There is absolutely no reason to buy much of the stuff on this list. Telling someone they need to spend more than a grand to spend a couple of days hiking will surely put them off doing it. I've gone camping with people who had almost none of this stuff and they still had a good time. It was SoCal on the 4th of July, so no worries about rain or cold weather.
Forget the tent, footprint and pack-you can usually borrow a tent or share with someone who already has one; footprints are a waste of money, if you insist on one, make it out of a scrap piece of Tyvek; packs, even good ones are cheap on eBay or Craigslist, so are sleeping bags. You can buy a cheap sleeping pad for $10 at most discount stores (the blue foam one).

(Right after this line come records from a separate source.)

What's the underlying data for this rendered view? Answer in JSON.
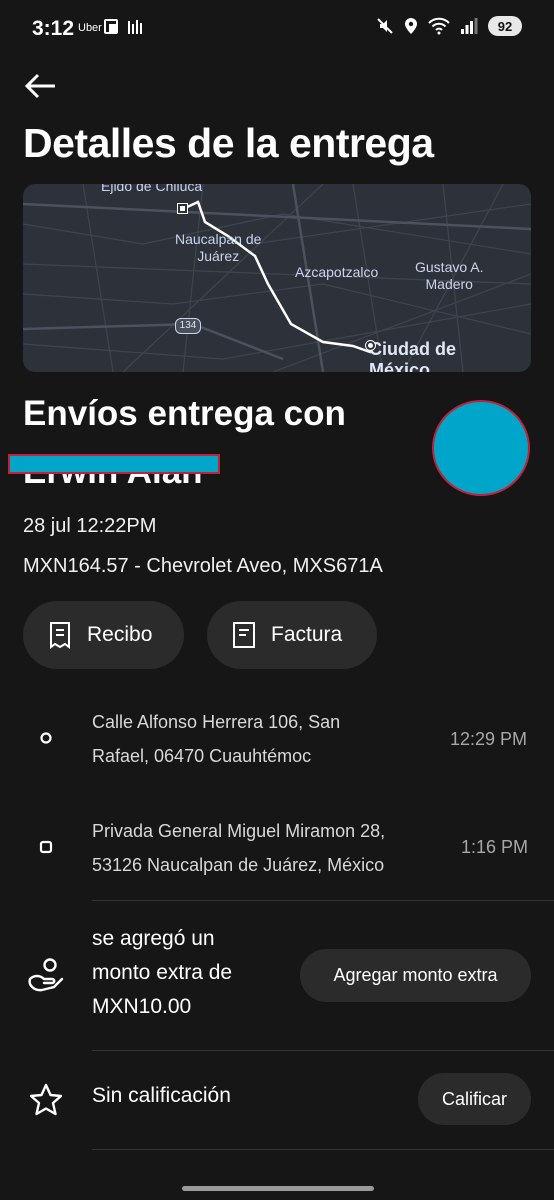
{
  "status_bar": {
    "time": "3:12",
    "app_indicator": "Uber",
    "battery": "92",
    "icons": [
      "mute-icon",
      "location-icon",
      "wifi-icon",
      "signal-icon"
    ]
  },
  "header": {
    "title": "Detalles de la entrega"
  },
  "map": {
    "labels": {
      "ejido": "Ejido de Chiluca",
      "naucalpan": "Naucalpan de\nJuárez",
      "azcapotzalco": "Azcapotzalco",
      "gustavo": "Gustavo A.\nMadero",
      "highway": "134",
      "ciudad": "Ciudad de\nMéxico"
    }
  },
  "trip": {
    "heading": "Envíos entrega con",
    "driver_name": "Erwin Alan",
    "date": "28 jul 12:22PM",
    "fare_vehicle": "MXN164.57 - Chevrolet Aveo, MXS671A"
  },
  "actions": {
    "receipt_label": "Recibo",
    "invoice_label": "Factura"
  },
  "stops": [
    {
      "address_line1": "Calle Alfonso Herrera 106, San",
      "address_line2": "Rafael, 06470 Cuauhtémoc",
      "time": "12:29 PM"
    },
    {
      "address_line1": "Privada General Miguel Miramon 28,",
      "address_line2": "53126 Naucalpan de Juárez, México",
      "time": "1:16 PM"
    }
  ],
  "tip": {
    "line1": "se agregó un",
    "line2": "monto extra de",
    "line3": "MXN10.00",
    "button_label": "Agregar monto extra"
  },
  "rating": {
    "text": "Sin calificación",
    "button_label": "Calificar"
  },
  "colors": {
    "background": "#161616",
    "pill": "#2b2b2b",
    "redaction": "#00a6c9",
    "redaction_border": "#c0223a"
  }
}
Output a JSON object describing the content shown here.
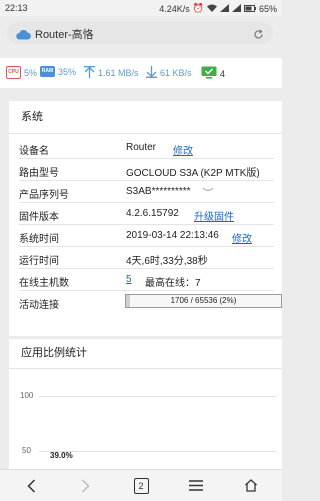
{
  "status_bar": {
    "time": "22:13",
    "speed": "4.24K/s",
    "battery": "65%"
  },
  "browser": {
    "page_title": "Router-高恪"
  },
  "metrics": {
    "cpu_label": "CPU",
    "cpu": "5%",
    "ram_label": "RAM",
    "ram": "35%",
    "upload": "1.61 MB/s",
    "download": "61 KB/s",
    "devices": "4"
  },
  "system": {
    "title": "系统",
    "rows": [
      {
        "label": "设备名",
        "value": "Router",
        "link": "修改"
      },
      {
        "label": "路由型号",
        "value": "GOCLOUD S3A (K2P MTK版)"
      },
      {
        "label": "产品序列号",
        "value": "S3AB**********"
      },
      {
        "label": "固件版本",
        "value": "4.2.6.15792",
        "link": "升级固件"
      },
      {
        "label": "系统时间",
        "value": "2019-03-14 22:13:46",
        "link": "修改"
      },
      {
        "label": "运行时间",
        "value": "4天,6时,33分,38秒"
      },
      {
        "label": "在线主机数",
        "value": "5",
        "extra": "最高在线：7"
      },
      {
        "label": "活动连接",
        "value": "1706 / 65536 (2%)"
      }
    ],
    "connections_fraction": 0.026
  },
  "usage": {
    "title": "应用比例统计",
    "ticks": [
      "100",
      "50"
    ],
    "data_label": "39.0%"
  },
  "nav": {
    "tabs": "2"
  },
  "colors": {
    "accent": "#5b9bd5",
    "link": "#1a66c9",
    "device_green": "#3fae49",
    "cpu_red": "#e05555"
  }
}
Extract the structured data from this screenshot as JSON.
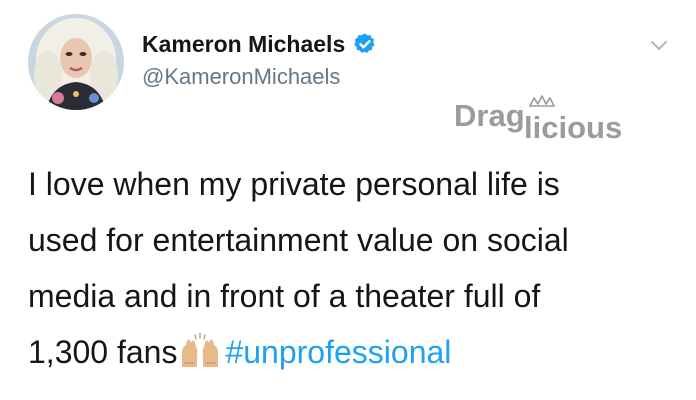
{
  "author": {
    "display_name": "Kameron Michaels",
    "handle": "@KameronMichaels",
    "verified": true
  },
  "watermark": {
    "text_part1": "Drag",
    "text_part2": "licious"
  },
  "tweet": {
    "lines": [
      "I love when my private personal life is",
      "used for entertainment value on social",
      "media and in front of a theater full of"
    ],
    "last_line_text": "1,300 fans",
    "hashtag": "#unprofessional"
  },
  "colors": {
    "text": "#14171a",
    "secondary": "#657786",
    "link": "#1da1f2",
    "verified_badge": "#1da1f2",
    "chevron": "#aab8c2",
    "watermark": "#9b9b9b"
  },
  "icons": {
    "verified": "verified-badge-icon",
    "chevron": "chevron-down-icon",
    "emoji": "raising-hands-emoji-icon"
  }
}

I would rather buy a used piece of good gear than something new, but cheap. I've bought a tent, pack, winter parka (the one in my picture), stove, compass, ski boots, rain pants and probably a few things I can't remember offhand off of eBay, Craigslist or here at big discounts, and they are all high quality. A couple of things were new, but a great price, but most were used and about 30-50% of retail. Example, my parka retailed for about $500, I got it for slightly more than half that and it looked brand new when I unpacked it.
Stove-make a soda can stove for almost nothing or get one off eBay or Craigslist.
Clothes-as already noted, thrift shops or big box stores, or online at places like Sierra Trading Post; wool socks are nice, but you don't need to spend $18 a pair, cotton socks are fine for anything except cold, wet, weather. Cheap raingear will work, better yet, plan ahead for your first few trips to avoid bad weather.
Water filter-forget it, either boil your water or use tablets like Aqua Mira or Pure Aqua.
One more thing, yes, REI has a very generous return policy, but treating it like a free rental shop doesn't sit well with me. Encouraging people to do that will eventually lead to the end of that policy.
Don't get me started, you know how I get.